A common issue in defamation cases is whether the subject of the allegedly defamatory statement is a public figure. Public figures can include celebrities, politicians, and people who have interjected themselves into particular public controversies. A public figure who is making a defamation claim must establish that the person who made the allegedly defamatory statement did so with actual malice toward the public figure – either the person knew the statement was false, or he made it with reckless disregard of whether it was false.
This is a fairly high standard, and public figures often have a difficult time meeting it. And the more extreme a statement is, the less likely it is to constitute defamation, as the harm involved in a defamation case depends on there being damage to the defamed person’s reputation because other people believed the statement. Thus, outrageous parodies like the one at issue in Hustler Magazine v. Falwell receive full First Amendment protection, and their creators cannot be held liable for civil damages.
If the work is determined to be defamatory, the artist will probably have to pay damages. The amount of damages is determined by a jury, which can consider factors such as how serious the defamatory statements were, how much they affected the person’s reputation, and how widely the statements were distributed. Because the Internet is a global network, some courts may be willing to find that art posted online has a worldwide distribution, even if few people actually saw the art.

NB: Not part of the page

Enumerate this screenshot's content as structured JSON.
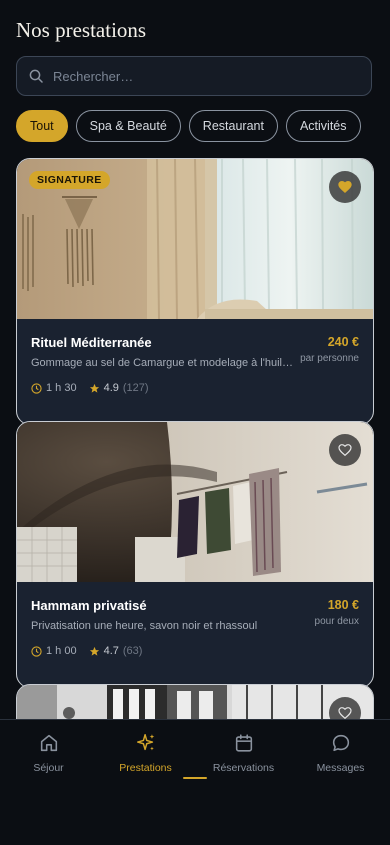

More information, including discussion of cases, is available in our Depictions of Real People section.